Lord of the Nile by Constance O’Banyon

In the first in an epic new series set in Egypt during the sumptuous reign of Cleopatra, one of her slave girls finds herself in a forbidden romance with a brooding Roman.

From the destruction of Roman battlefields to the delights of Egypt's bedrooms, he's seen it all. But as two ships crossed in the dangerous currents of Alexandria, Ramtat catches sight of the most intriguing woman he's ever beheld.

A tamer of wild beasts, the mysterious beauty is as fiery as the burning sands of her homeland, lush as a desert oasis. With kiss following sultry kiss, their desire knows no limits. Slave girl or princess, her identity can be unlocked by the emerald-eyed cobra charm that dangles between her breasts, but only her love matters to the . . . Lord of the Nile.

Daughter of Egypt by Constance O’Banyon

 

After a childhood spent living on the streets, Thalia had survived more danger than most men saw in a lifetime. Perhaps that was why she could not bring herself to accept one of the inexperienced young suitors her adoptive Bedouin mother encouraged her to marry. But when a stranger with silver eyes appeared in her garden, Thalia felta fear she had almost forgotten?and a desire she’d never known.

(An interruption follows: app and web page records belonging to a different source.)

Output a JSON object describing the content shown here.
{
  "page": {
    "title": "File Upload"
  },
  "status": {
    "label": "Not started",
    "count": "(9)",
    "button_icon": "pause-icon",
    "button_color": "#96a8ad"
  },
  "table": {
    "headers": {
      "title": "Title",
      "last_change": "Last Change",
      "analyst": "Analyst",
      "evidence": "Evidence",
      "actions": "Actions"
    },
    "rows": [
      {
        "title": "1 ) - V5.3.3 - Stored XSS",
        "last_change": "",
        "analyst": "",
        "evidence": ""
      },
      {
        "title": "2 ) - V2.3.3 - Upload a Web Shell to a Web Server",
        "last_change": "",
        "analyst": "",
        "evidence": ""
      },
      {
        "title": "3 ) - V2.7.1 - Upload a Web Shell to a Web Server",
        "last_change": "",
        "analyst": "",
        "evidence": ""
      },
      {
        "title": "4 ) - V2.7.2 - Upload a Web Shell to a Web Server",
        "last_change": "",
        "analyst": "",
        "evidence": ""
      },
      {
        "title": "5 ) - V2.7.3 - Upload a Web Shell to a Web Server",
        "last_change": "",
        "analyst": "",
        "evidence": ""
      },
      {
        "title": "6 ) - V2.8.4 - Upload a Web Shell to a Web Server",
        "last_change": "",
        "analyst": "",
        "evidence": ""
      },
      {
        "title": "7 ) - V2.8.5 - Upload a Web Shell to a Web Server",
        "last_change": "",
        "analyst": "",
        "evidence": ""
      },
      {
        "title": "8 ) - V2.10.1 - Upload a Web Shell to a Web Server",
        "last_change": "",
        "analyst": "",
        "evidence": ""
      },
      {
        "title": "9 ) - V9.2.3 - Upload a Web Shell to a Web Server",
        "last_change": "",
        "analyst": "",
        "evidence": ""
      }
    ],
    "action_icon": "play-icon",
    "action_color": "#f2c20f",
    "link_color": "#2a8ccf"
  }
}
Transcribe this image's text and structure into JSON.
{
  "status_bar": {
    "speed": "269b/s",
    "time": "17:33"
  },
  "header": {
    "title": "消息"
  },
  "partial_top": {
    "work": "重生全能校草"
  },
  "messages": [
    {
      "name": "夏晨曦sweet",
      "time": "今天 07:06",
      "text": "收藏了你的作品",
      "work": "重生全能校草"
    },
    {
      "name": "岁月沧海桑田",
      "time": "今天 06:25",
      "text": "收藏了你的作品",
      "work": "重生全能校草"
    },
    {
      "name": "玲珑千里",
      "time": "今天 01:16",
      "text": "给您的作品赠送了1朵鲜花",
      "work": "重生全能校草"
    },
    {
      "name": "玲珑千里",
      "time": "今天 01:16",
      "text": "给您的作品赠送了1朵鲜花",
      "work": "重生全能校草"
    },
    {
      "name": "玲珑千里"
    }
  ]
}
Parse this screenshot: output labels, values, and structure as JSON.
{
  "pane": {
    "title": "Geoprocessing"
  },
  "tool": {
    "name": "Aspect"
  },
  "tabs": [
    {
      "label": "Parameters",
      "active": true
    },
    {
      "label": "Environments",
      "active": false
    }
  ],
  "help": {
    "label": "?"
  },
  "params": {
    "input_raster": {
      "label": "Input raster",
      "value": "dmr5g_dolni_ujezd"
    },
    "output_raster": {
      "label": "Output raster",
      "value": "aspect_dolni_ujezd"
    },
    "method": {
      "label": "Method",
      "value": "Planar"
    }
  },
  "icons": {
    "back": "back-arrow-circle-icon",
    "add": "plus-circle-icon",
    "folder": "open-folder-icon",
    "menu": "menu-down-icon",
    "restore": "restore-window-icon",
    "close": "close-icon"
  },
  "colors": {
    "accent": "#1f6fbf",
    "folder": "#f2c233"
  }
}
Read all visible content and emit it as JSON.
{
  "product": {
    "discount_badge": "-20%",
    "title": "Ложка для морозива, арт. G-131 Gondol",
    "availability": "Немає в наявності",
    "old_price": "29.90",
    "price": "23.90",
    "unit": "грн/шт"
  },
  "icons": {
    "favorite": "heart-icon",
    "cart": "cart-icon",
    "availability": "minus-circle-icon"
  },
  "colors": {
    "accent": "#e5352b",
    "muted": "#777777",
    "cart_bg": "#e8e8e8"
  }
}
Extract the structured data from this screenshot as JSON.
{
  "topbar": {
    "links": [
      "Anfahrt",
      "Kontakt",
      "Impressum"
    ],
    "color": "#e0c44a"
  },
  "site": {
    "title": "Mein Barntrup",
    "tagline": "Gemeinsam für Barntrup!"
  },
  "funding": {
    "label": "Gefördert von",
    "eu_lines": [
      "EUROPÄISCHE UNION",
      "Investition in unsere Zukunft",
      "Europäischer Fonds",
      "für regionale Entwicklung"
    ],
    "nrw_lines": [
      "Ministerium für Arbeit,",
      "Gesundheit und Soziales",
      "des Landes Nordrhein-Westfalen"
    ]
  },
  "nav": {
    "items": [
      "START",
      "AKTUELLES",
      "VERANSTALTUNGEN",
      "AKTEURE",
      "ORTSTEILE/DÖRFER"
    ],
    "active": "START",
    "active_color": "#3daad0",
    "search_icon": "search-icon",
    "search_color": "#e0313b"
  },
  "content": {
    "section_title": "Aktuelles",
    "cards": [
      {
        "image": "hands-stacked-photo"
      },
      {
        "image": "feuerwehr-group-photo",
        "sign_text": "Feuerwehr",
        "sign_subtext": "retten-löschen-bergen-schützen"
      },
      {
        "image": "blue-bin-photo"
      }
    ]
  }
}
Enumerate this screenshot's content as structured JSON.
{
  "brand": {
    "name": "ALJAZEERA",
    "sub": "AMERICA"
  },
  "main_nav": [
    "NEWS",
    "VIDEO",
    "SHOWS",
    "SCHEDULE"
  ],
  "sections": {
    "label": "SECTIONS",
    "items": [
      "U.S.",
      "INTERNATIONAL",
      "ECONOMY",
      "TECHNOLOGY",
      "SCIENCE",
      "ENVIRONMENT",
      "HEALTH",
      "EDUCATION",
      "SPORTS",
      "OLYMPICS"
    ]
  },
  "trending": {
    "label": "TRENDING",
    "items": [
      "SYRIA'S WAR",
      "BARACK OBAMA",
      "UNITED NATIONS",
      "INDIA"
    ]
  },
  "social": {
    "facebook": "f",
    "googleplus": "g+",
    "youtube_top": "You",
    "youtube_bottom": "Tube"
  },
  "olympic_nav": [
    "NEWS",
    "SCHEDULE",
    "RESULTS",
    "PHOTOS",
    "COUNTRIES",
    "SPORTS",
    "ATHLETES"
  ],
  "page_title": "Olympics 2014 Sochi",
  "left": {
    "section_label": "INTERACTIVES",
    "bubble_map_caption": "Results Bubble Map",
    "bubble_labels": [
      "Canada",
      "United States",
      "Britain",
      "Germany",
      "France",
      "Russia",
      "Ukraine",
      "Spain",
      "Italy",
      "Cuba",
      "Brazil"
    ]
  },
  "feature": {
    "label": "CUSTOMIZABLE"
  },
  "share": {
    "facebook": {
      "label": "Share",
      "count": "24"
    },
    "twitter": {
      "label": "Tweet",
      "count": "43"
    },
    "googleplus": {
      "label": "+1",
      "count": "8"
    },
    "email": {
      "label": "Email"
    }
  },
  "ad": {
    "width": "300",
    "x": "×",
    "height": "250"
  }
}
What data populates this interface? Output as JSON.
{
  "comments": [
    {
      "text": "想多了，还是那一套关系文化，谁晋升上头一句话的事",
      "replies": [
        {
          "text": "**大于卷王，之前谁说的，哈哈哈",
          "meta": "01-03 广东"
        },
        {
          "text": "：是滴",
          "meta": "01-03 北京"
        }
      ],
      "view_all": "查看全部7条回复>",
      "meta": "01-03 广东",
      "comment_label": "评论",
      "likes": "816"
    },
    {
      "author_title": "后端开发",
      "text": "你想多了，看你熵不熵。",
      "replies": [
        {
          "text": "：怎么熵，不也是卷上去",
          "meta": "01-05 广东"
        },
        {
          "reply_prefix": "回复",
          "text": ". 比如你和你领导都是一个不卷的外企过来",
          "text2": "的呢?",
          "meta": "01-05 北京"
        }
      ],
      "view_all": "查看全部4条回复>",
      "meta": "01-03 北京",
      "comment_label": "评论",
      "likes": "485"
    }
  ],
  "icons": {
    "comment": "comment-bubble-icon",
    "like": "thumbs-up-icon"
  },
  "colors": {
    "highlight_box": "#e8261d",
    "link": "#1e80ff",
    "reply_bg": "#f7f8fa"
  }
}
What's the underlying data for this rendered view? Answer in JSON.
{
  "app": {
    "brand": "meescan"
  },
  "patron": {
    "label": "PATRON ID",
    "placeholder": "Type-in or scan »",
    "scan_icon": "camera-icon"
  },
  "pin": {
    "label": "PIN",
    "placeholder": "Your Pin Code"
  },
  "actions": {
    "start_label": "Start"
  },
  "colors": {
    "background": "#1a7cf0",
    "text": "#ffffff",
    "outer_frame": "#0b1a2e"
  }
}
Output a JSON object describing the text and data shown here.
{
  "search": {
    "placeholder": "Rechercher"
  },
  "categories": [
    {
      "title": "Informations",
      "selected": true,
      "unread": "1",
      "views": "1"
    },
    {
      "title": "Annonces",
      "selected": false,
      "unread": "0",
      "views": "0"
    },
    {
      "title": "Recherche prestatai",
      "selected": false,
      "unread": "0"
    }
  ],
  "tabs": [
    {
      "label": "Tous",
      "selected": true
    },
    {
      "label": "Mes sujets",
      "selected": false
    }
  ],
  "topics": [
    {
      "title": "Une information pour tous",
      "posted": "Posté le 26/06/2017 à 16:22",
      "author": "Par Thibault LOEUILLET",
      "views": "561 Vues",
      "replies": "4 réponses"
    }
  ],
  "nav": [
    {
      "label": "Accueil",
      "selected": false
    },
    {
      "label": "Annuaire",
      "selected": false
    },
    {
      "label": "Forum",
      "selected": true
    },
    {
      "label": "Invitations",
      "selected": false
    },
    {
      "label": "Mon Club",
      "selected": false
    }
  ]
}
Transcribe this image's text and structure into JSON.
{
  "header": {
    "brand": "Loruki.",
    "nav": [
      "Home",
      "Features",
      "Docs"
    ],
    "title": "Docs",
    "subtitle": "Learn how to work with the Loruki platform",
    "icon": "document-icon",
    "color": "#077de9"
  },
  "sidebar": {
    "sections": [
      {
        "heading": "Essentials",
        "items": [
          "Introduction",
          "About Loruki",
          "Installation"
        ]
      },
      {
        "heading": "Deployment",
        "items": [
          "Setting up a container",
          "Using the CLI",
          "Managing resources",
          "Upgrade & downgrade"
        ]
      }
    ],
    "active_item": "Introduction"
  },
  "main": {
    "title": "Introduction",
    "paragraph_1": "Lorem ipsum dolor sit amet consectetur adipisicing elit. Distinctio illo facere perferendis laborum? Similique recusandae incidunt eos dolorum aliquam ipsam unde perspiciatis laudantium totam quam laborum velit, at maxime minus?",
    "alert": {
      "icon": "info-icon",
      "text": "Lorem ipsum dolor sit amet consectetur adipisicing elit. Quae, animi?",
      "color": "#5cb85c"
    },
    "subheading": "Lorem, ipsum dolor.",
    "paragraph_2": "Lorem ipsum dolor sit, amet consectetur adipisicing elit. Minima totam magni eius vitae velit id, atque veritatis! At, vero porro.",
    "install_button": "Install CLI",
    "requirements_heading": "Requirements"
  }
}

They called him the Destroyer, a commander of men, but at the first sight of his lost betrothed, Count Ashtyn’s heart surrendered. He made a vow then to win her love and restore the heritage that was stolen from her as a child. But another man had followed her into the desert, one that served a dark figure who had sworn never to rest until the formidable beauty had taken her proper place as his bride. He would do anything to own her, but Ashtyn would dare anything to stand at her side.

Desert Prince by Constance O Banyon

Egypt had finally fallen under the mighty fist of Rome. Queen Cleopatra lay entombed in the arms of her lover, and a false emperor ascended to the throne.

Young Julian Tausrat, Prince of the Badari and blood kin to the late Queen, was forced to flee Egypt. On the island of Bal Forea, he trained in the ways of the warrior and waited for the day when he could return to claim the desert land that was his birthright and the girl who had refused to betray him.

The Sabinah he found was no longer the child who had shadowed his footsteps, nor the slender young woman whose untutored kisses had awakened his own desire. This Sabinah held a secret that could free Egypt from Roman tyranny...or sentence Julian and his people to death. Only by trusting in her courage and his own strength could the Desert Prince save both the people he was destined to rule and the woman he was fated to love.